What is the Alternative Minimum Tax?

Learn about the basics of this obscure tax system, common triggers that result in this tax, and ways to reduce your tax liability when the time comes

Tax Time The contents of this page and website are for information purposes only. Any result from our tools, including the IPO Calculator, AMT Calculator and ISO Planner is only an estimation based on the inputs provided. It is not intended to be financial, tax, or investment advice. Please seek a duly licensed professional.

So, what is it?

The Alternative Minimum Tax (AMT) is a separate tax system that you have to calculate in parallel to your regular income tax. Each system has a slightly different set of rules, eligible deductions, and tax brackets. Learn more about the differences between the AMT and Regular Income tax system here

Every year whether you know it or not, your tax filing program actually calculates both your regular income tax and alternative minimum tax. You only end up paying the higher of the two.
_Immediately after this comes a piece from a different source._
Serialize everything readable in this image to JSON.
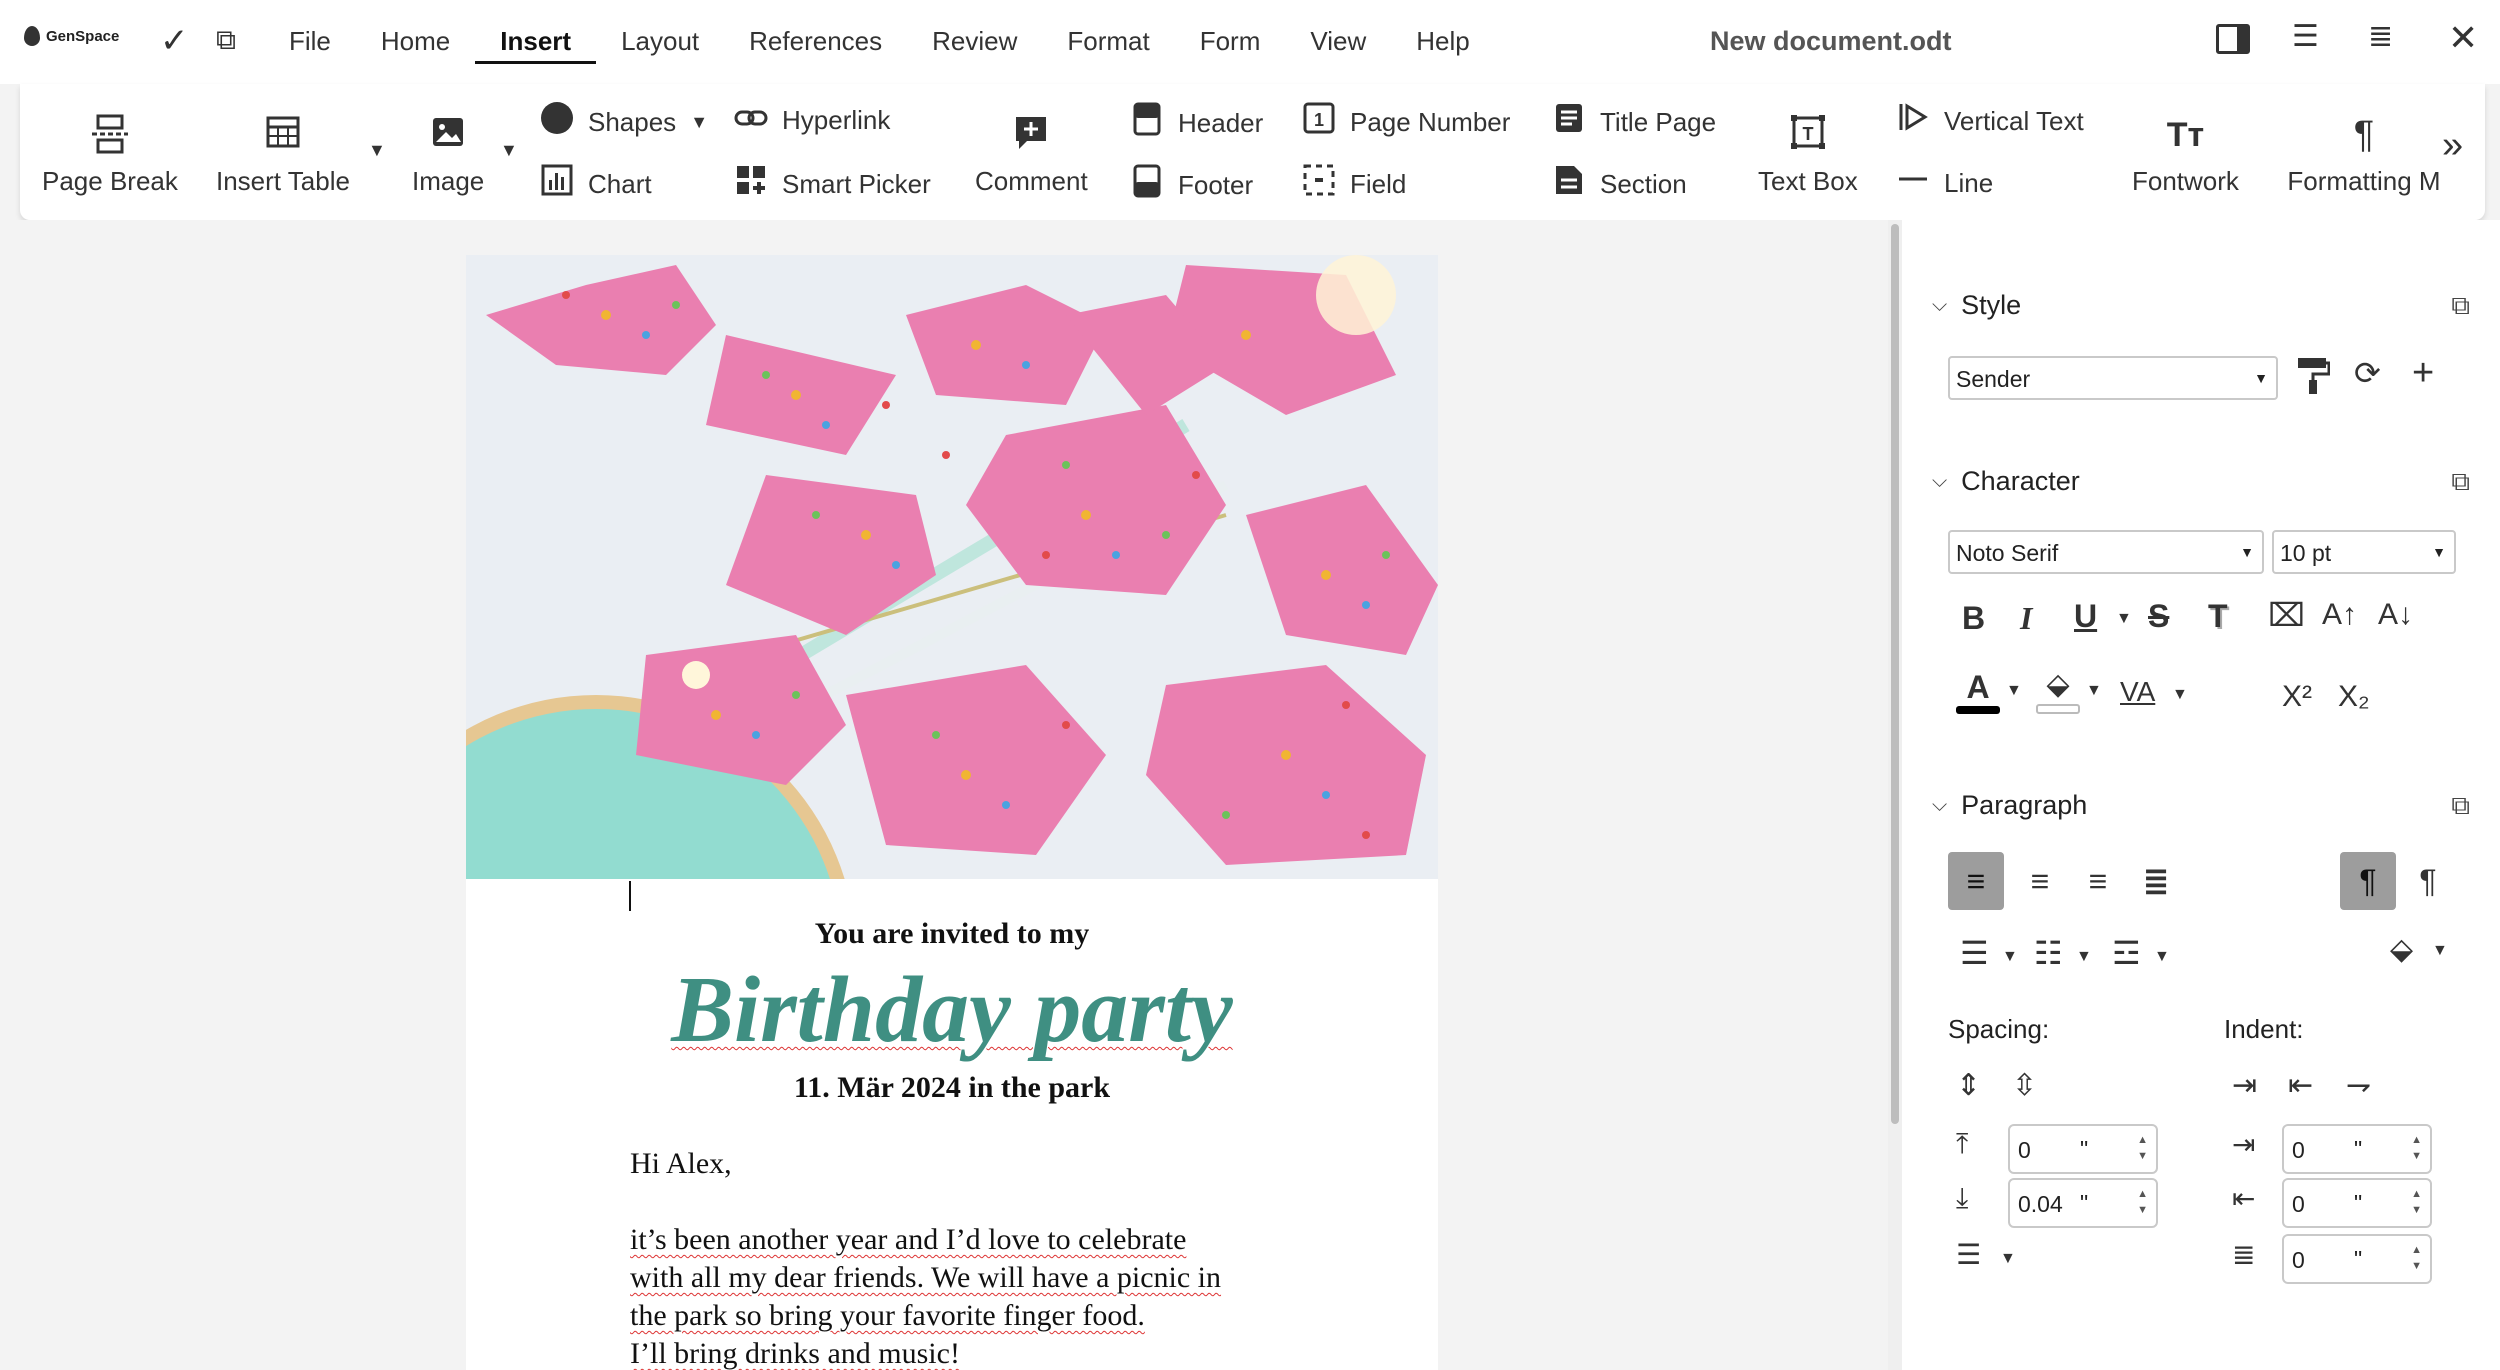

For the vast majority of people and for most of your tax filing years, your regular income tax is far greater, so you will not need to worry about calculating the AMT. This is likely why you may not have heard about the AMT until now.

With that being said, it is important to keep in mind that some of the most common cases for when the AMT might trigger:

Exercising Incentive Stock Options (ISOs)

This is by far the most common reason why AMT is triggered, and what this website focuses on. If you exercise ISOs received from your employer and do not sell them in the same calendar year, the spread of your exercise (difference between fair market value and strike price at time of exercise) factors into the AMT calculation and may make you eligible for AMT. We’ll go into how to calculate the AMT here.

I will reiterate, because it is often lost and not mentioned. If you exercise ISOs and sell those stocks in the same calendar year, you will not need to pay AMT on these stock options.

However, as they say, there’s no free lunch. Doing the above would result in a Disqualifying Disposition of ISOs, the gain is still factored into a combination of earned ‘income’ (which will appear on your company’s W2) and short term capital gains. You can learn more about differences between qualifying or disqualifying dispositions on ISO sales.

All of the above is why, especially in the case of exercising ISO, planning when to exercise and how much you can exercise is an often overlooked and significant money saving technique. You could literally save thousands of dollars in taxes with just a little bit of planning. Luckily, we created a tool to for ISO stock option tax planning with our AMT Calculator AMT Calculator

Realizing a large long term capital gain

Although your long term capital gain will still be taxed normally at favorable tax rates, realizing too much may make you ineligible for the AMT exemption, which could ultimately cause you to have to pay AMT. In more specific terms, long term capital gains are still included in your Adjusted Gross Income (AGI) calculation, which affects the base number used in calculating your Alternative Minimum Tax. So although it won’t be a part of your taxable income, it does affect the amount getting taxed. You can read more about how the AMT is calculated in its entirety here.

Making too much money

And lastly, similar to the above, if your ordinary income exceeds the phase-out thresholds for the AMT specific deductions, it may make you liable to pay the alternative minimum tax. Rest assured, this won’t affect the majority of folks, as the AMT deduction phase out threshold starts at $523,600 for single filers and $1,047,200 for married.

Wow, that was a mouthful. Luckily, you can forget the headache, and let our AMT Calculator AMT Calculator do all the work for you!